Degree Name

MS in Electrical Engineering


Electrical Engineering


College of Engineering


Joseph Callenes-Sloan

Advisor Department

Electrical Engineering

Advisor College

College of Engineering

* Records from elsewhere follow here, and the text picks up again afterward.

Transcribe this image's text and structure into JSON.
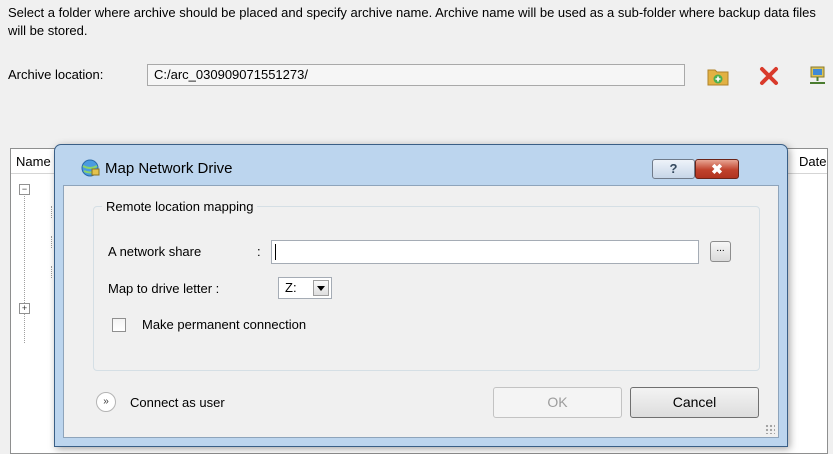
{
  "description": "Select a folder where archive should be placed and specify archive name. Archive name will be used as a sub-folder where backup data files will be stored.",
  "archive_location": {
    "label": "Archive location:",
    "value": "C:/arc_030909071551273/"
  },
  "toolbar": {
    "icons": [
      "add-folder-icon",
      "delete-icon",
      "map-network-drive-icon"
    ],
    "colors": {
      "folder": "#e2b143",
      "delete": "#d93a2b"
    }
  },
  "list": {
    "col_name": "Name",
    "col_date": "Date"
  },
  "dialog": {
    "title": "Map Network Drive",
    "help_glyph": "?",
    "close_glyph": "✖",
    "group_title": "Remote location mapping",
    "network_share_label": "A network share",
    "network_share_colon": ":",
    "network_share_value": "",
    "browse_label": "...",
    "drive_label": "Map to drive letter :",
    "drive_value": "Z:",
    "permanent_label": "Make permanent connection",
    "permanent_checked": false,
    "connect_as_user": "Connect as user",
    "expand_glyph": "»",
    "ok": "OK",
    "cancel": "Cancel",
    "colors": {
      "frame": "#bcd5ee",
      "close": "#c0422c"
    }
  }
}
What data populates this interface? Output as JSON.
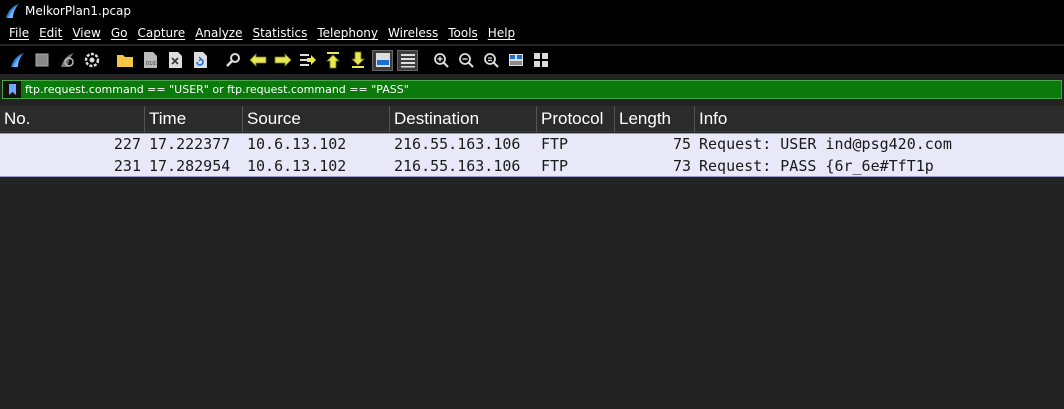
{
  "window": {
    "title": "MelkorPlan1.pcap",
    "icon": "wireshark-fin-icon"
  },
  "menu": [
    "File",
    "Edit",
    "View",
    "Go",
    "Capture",
    "Analyze",
    "Statistics",
    "Telephony",
    "Wireless",
    "Tools",
    "Help"
  ],
  "toolbar": {
    "icons": [
      "start-capture-icon",
      "stop-capture-icon",
      "restart-capture-icon",
      "capture-options-icon",
      "open-file-icon",
      "save-file-icon",
      "close-file-icon",
      "reload-file-icon",
      "find-packet-icon",
      "go-back-icon",
      "go-forward-icon",
      "go-to-packet-icon",
      "go-first-icon",
      "go-last-icon",
      "auto-scroll-icon",
      "colorize-icon",
      "zoom-in-icon",
      "zoom-out-icon",
      "zoom-normal-icon",
      "resize-columns-icon",
      "layout-icon"
    ]
  },
  "filter": {
    "text": "ftp.request.command == \"USER\" or ftp.request.command == \"PASS\""
  },
  "columns": [
    "No.",
    "Time",
    "Source",
    "Destination",
    "Protocol",
    "Length",
    "Info"
  ],
  "packets": [
    {
      "no": "227",
      "time": "17.222377",
      "source": "10.6.13.102",
      "destination": "216.55.163.106",
      "protocol": "FTP",
      "length": "75",
      "info": "Request: USER ind@psg420.com"
    },
    {
      "no": "231",
      "time": "17.282954",
      "source": "10.6.13.102",
      "destination": "216.55.163.106",
      "protocol": "FTP",
      "length": "73",
      "info": "Request: PASS {6r_6e#TfT1p"
    }
  ],
  "colors": {
    "row_bg": "#e8e8f8",
    "filter_bg": "#0a7a0a",
    "background": "#232323"
  }
}
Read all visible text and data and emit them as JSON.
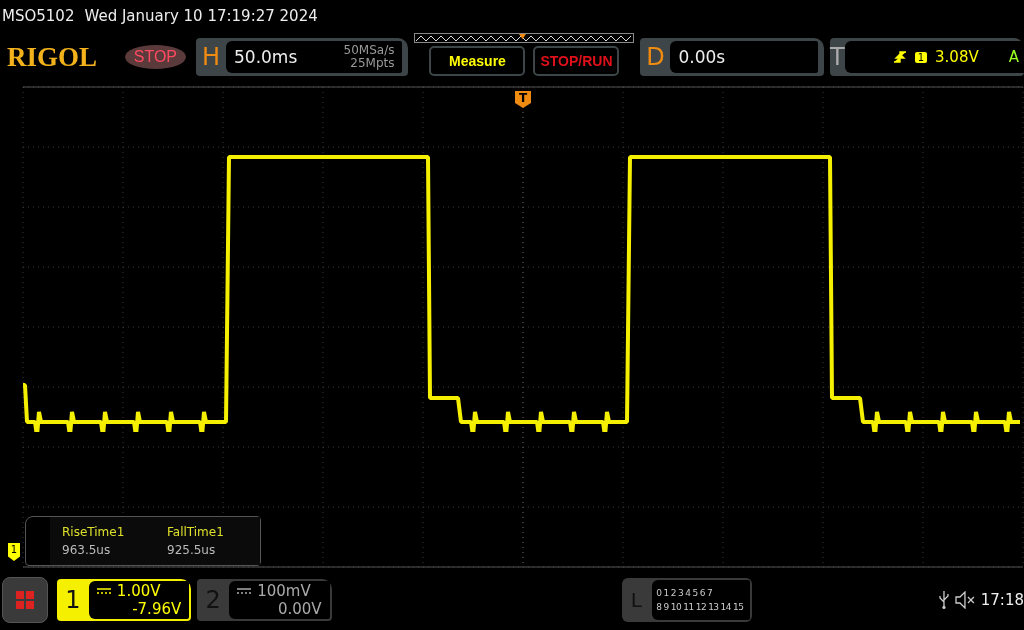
{
  "title_bar": {
    "model": "MSO5102",
    "datetime": "Wed January 10 17:19:27 2024"
  },
  "toolbar": {
    "logo": "RIGOL",
    "run_state": {
      "label": "STOP",
      "running": false
    },
    "horizontal": {
      "label": "H",
      "timebase": "50.0ms",
      "sample_rate": "50MSa/s",
      "memory_depth": "25Mpts"
    },
    "buttons": [
      {
        "label": "Measure",
        "kind": "measure"
      },
      {
        "label": "STOP/RUN",
        "kind": "stoprun"
      }
    ],
    "delay": {
      "label": "D",
      "value": "0.00s"
    },
    "trigger": {
      "label": "T",
      "source": "1",
      "voltage": "3.08V",
      "mode": "A"
    }
  },
  "display": {
    "trigger_marker": "T",
    "ground_marker": "1"
  },
  "measurements": [
    {
      "name": "RiseTime1",
      "value": "963.5us"
    },
    {
      "name": "FallTime1",
      "value": "925.5us"
    }
  ],
  "channels": [
    {
      "number": "1",
      "scale": "1.00V",
      "offset": "-7.96V",
      "selected": true
    },
    {
      "number": "2",
      "scale": "100mV",
      "offset": "0.00V",
      "selected": false
    }
  ],
  "logic": {
    "label": "L",
    "row_1": [
      "0",
      "1",
      "2",
      "3",
      "4",
      "5",
      "6",
      "7"
    ],
    "row_2": [
      "8",
      "9",
      "10",
      "11",
      "12",
      "13",
      "14",
      "15"
    ]
  },
  "status": {
    "time": "17:18"
  }
}
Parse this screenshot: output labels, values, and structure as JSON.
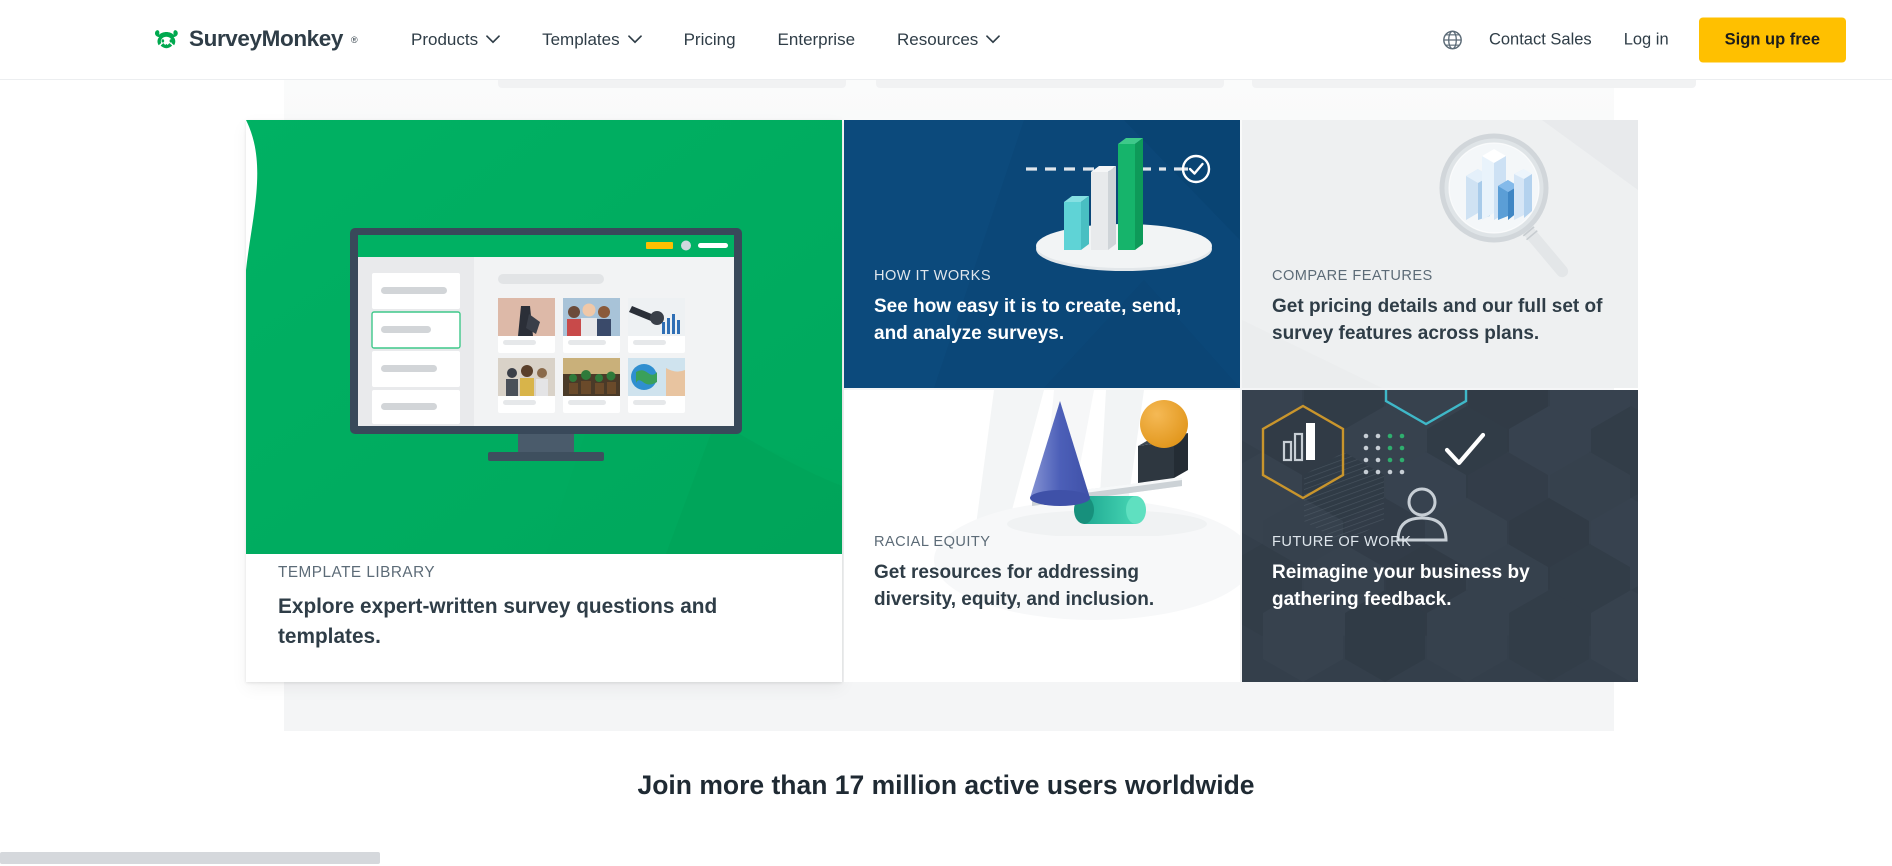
{
  "header": {
    "logo": {
      "text": "SurveyMonkey",
      "registered": "®",
      "icon": "surveymonkey-logo-icon",
      "color": "#00a94f"
    },
    "nav": [
      {
        "label": "Products",
        "has_dropdown": true
      },
      {
        "label": "Templates",
        "has_dropdown": true
      },
      {
        "label": "Pricing",
        "has_dropdown": false
      },
      {
        "label": "Enterprise",
        "has_dropdown": false
      },
      {
        "label": "Resources",
        "has_dropdown": true
      }
    ],
    "globe_icon": "globe-icon",
    "contact_sales": "Contact Sales",
    "log_in": "Log in",
    "sign_up": "Sign up free",
    "sign_up_color": "#ffc000"
  },
  "cards": {
    "template": {
      "eyebrow": "TEMPLATE LIBRARY",
      "headline": "Explore expert-written survey questions and templates.",
      "art": "monitor-template-gallery-illustration",
      "accent_color": "#00b163"
    },
    "how_it_works": {
      "eyebrow": "HOW IT WORKS",
      "headline": "See how easy it is to create, send, and analyze surveys.",
      "art": "bar-chart-target-illustration",
      "bg_color": "#0b4778"
    },
    "compare_features": {
      "eyebrow": "COMPARE FEATURES",
      "headline": "Get pricing details and our full set of survey features across plans.",
      "art": "magnifying-glass-chart-illustration",
      "bg_color": "#eef0f1"
    },
    "racial_equity": {
      "eyebrow": "RACIAL EQUITY",
      "headline": "Get resources for addressing diversity, equity, and inclusion.",
      "art": "balance-shapes-illustration",
      "bg_color": "#ffffff"
    },
    "future_of_work": {
      "eyebrow": "FUTURE OF WORK",
      "headline": "Reimagine your business by gathering feedback.",
      "art": "hexagon-icons-illustration",
      "bg_color": "#343f4b"
    }
  },
  "section": {
    "join_heading": "Join more than 17 million active users worldwide"
  }
}
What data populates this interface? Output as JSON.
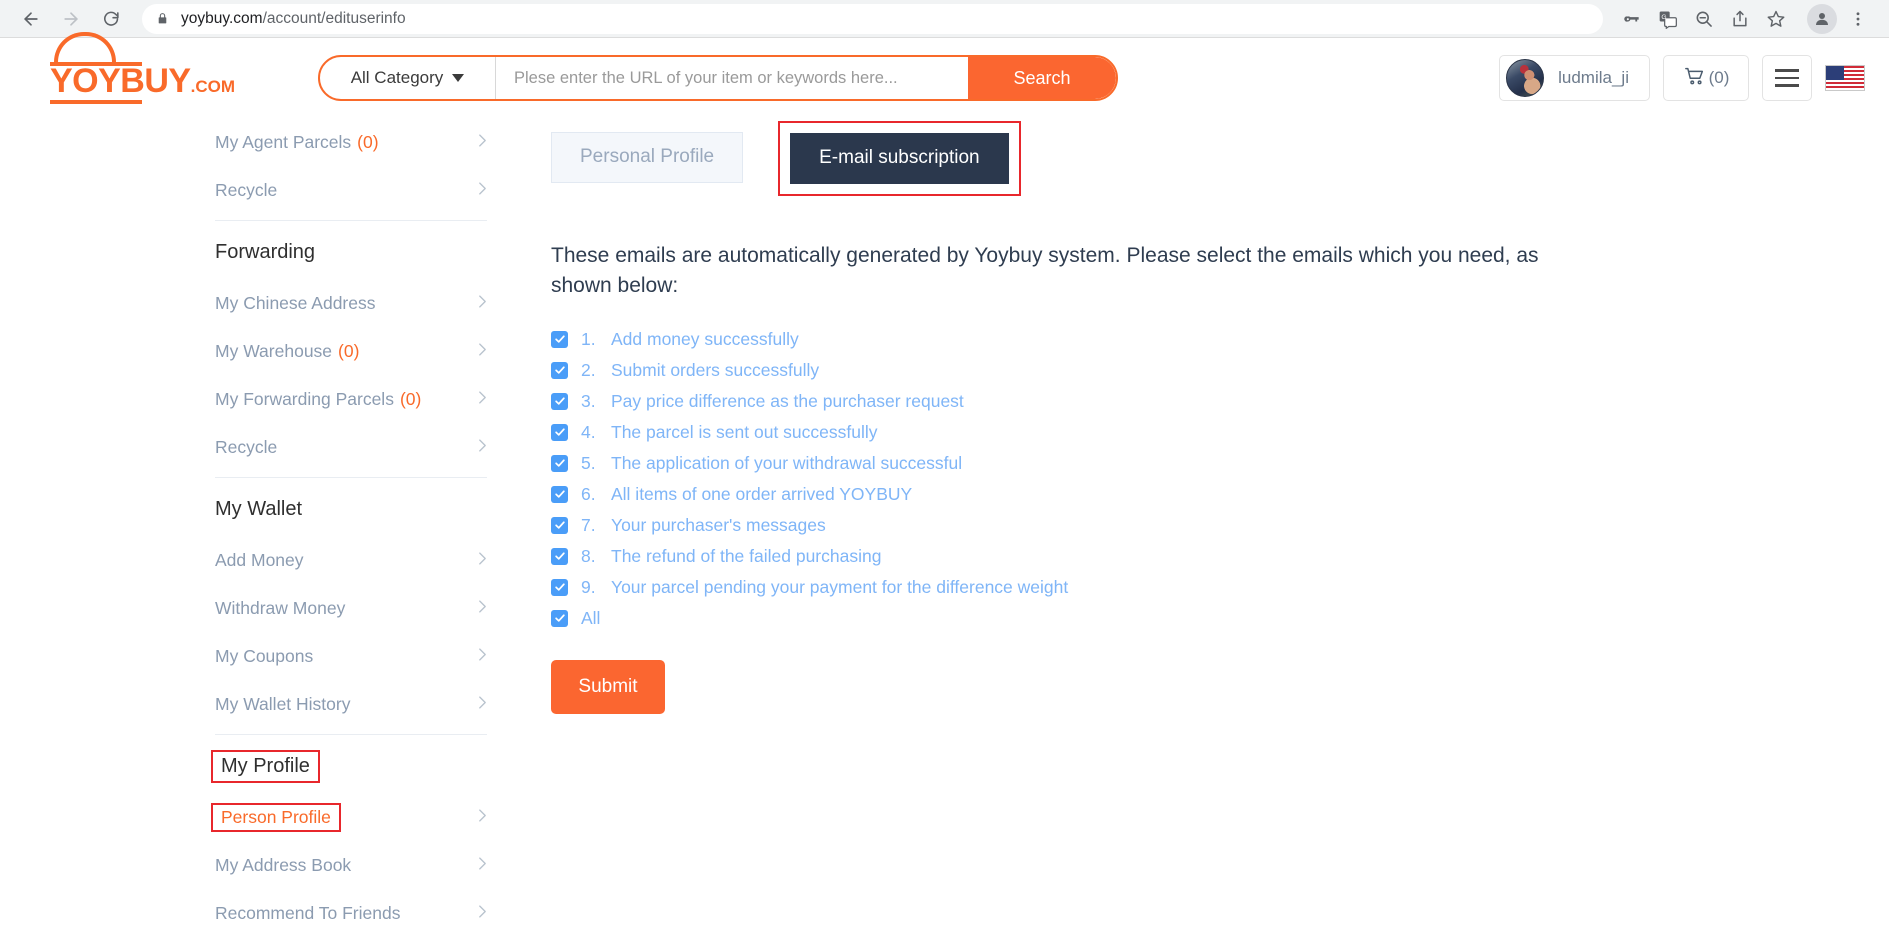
{
  "browser": {
    "url_host": "yoybuy.com",
    "url_path": "/account/edituserinfo",
    "back_icon": "back-arrow-icon",
    "forward_icon": "forward-arrow-icon",
    "reload_icon": "reload-icon",
    "lock_icon": "lock-icon",
    "toolbar_icons": [
      "password-key-icon",
      "translate-icon",
      "zoom-out-icon",
      "share-icon",
      "bookmark-star-icon",
      "profile-avatar-icon",
      "more-menu-icon"
    ]
  },
  "header": {
    "logo_text": "YOYBUY",
    "logo_suffix": ".COM",
    "category_label": "All Category",
    "search_placeholder": "Plese enter the URL of your item or keywords here...",
    "search_value": "",
    "search_button": "Search",
    "user_name": "ludmila_ji",
    "cart_count": "(0)",
    "language_flag": "us-flag-icon"
  },
  "sidebar": {
    "groups": [
      {
        "title": null,
        "items": [
          {
            "label": "My Agent Parcels",
            "count": "(0)",
            "chevron": true,
            "style": "normal"
          },
          {
            "label": "Recycle",
            "count": "",
            "chevron": true,
            "style": "normal"
          }
        ]
      },
      {
        "title": "Forwarding",
        "items": [
          {
            "label": "My Chinese Address",
            "count": "",
            "chevron": true,
            "style": "normal"
          },
          {
            "label": "My Warehouse",
            "count": "(0)",
            "chevron": true,
            "style": "normal"
          },
          {
            "label": "My Forwarding Parcels",
            "count": "(0)",
            "chevron": true,
            "style": "normal"
          },
          {
            "label": "Recycle",
            "count": "",
            "chevron": true,
            "style": "normal"
          }
        ]
      },
      {
        "title": "My Wallet",
        "items": [
          {
            "label": "Add Money",
            "count": "",
            "chevron": true,
            "style": "normal"
          },
          {
            "label": "Withdraw Money",
            "count": "",
            "chevron": true,
            "style": "normal"
          },
          {
            "label": "My Coupons",
            "count": "",
            "chevron": true,
            "style": "normal"
          },
          {
            "label": "My Wallet History",
            "count": "",
            "chevron": true,
            "style": "normal"
          }
        ]
      },
      {
        "title": "My Profile",
        "title_annotated": true,
        "items": [
          {
            "label": "Person Profile",
            "count": "",
            "chevron": true,
            "style": "orange",
            "annotated": true
          },
          {
            "label": "My Address Book",
            "count": "",
            "chevron": true,
            "style": "normal"
          },
          {
            "label": "Recommend To Friends",
            "count": "",
            "chevron": true,
            "style": "normal"
          }
        ]
      }
    ]
  },
  "main": {
    "tabs": [
      {
        "label": "Personal Profile",
        "active": false,
        "annotated": false
      },
      {
        "label": "E-mail subscription",
        "active": true,
        "annotated": true
      }
    ],
    "intro": "These emails are automatically generated by Yoybuy system. Please select the emails which you need, as shown below:",
    "options": [
      {
        "num": "1.",
        "label": "Add money successfully",
        "checked": true
      },
      {
        "num": "2.",
        "label": "Submit orders successfully",
        "checked": true
      },
      {
        "num": "3.",
        "label": "Pay price difference as the purchaser request",
        "checked": true
      },
      {
        "num": "4.",
        "label": "The parcel is sent out successfully",
        "checked": true
      },
      {
        "num": "5.",
        "label": "The application of your withdrawal successful",
        "checked": true
      },
      {
        "num": "6.",
        "label": "All items of one order arrived YOYBUY",
        "checked": true
      },
      {
        "num": "7.",
        "label": "Your purchaser's messages",
        "checked": true
      },
      {
        "num": "8.",
        "label": "The refund of the failed purchasing",
        "checked": true
      },
      {
        "num": "9.",
        "label": "Your parcel pending your payment for the difference weight",
        "checked": true
      },
      {
        "num": "",
        "label": "All",
        "checked": true
      }
    ],
    "submit_label": "Submit"
  },
  "colors": {
    "brand_orange": "#fb6630",
    "accent_blue": "#7fb5f7",
    "checkbox_blue": "#4a9df8",
    "tab_active_bg": "#2b384d",
    "annotation_red": "#e8272c",
    "sidebar_text": "#8b9bb0"
  }
}
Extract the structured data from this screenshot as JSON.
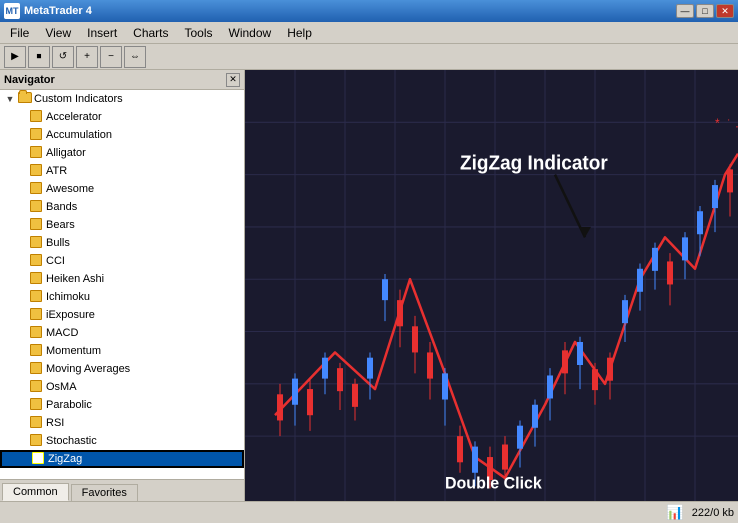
{
  "app": {
    "title": "MetaTrader 4",
    "icon_text": "MT"
  },
  "title_bar": {
    "buttons": {
      "minimize": "—",
      "maximize": "□",
      "close": "✕"
    }
  },
  "menu": {
    "items": [
      "File",
      "View",
      "Insert",
      "Charts",
      "Tools",
      "Window",
      "Help"
    ]
  },
  "navigator": {
    "title": "Navigator",
    "tree": {
      "root": {
        "label": "Custom Indicators",
        "items": [
          "Accelerator",
          "Accumulation",
          "Alligator",
          "ATR",
          "Awesome",
          "Bands",
          "Bears",
          "Bulls",
          "CCI",
          "Heiken Ashi",
          "Ichimoku",
          "iExposure",
          "MACD",
          "Momentum",
          "Moving Averages",
          "OsMA",
          "Parabolic",
          "RSI",
          "Stochastic",
          "ZigZag"
        ]
      }
    },
    "tabs": [
      "Common",
      "Favorites"
    ]
  },
  "chart": {
    "annotation": "ZigZag Indicator",
    "double_click": "Double Click"
  },
  "status_bar": {
    "memory": "222/0 kb"
  }
}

Cities around the world are facing increasingly significant challenges, including rapid urbanization, resource management, and environmental threats. In California for example, wildfires present an ever-growing threat that gravely harms people, destroys communities, and causes billions of dollars in damages. The task of addressing these environmental threats and many other challenges is greatly aided with widespread data collection and real-time inference. However, as IoT networks scale and require more energy for near-data analytics, the IoT endpoints require more power and complexity, limiting their deployment. Additionally, deploying endpoints in remote locations creates further challenges with higher reliability and communication constraints. In this thesis, we propose an approach for building scalable and reliable near-data analytics systems by leveraging existing power systems. The insight for this approach is that power transmission and distribution systems provide 1) an elevated vantage ideal for sensing, 2) wide coverage of remote and urban areas, 3) cost effective power supply via energy harvesting, and 4) the ability to use existing power infrastructures to further improve application accuracy. We describe an implementation of our approach using power system-based sensor and gateway nodes, and their integration with cloud processing resources. We evaluate the cost, power, and communication of this approach in the context of a remote wildfire sensing application, and demonstrate that this approach provides improved accuracy and scalability with significantly lower costs as compared to conventional approaches.

Available for download on Saturday, June 08, 2024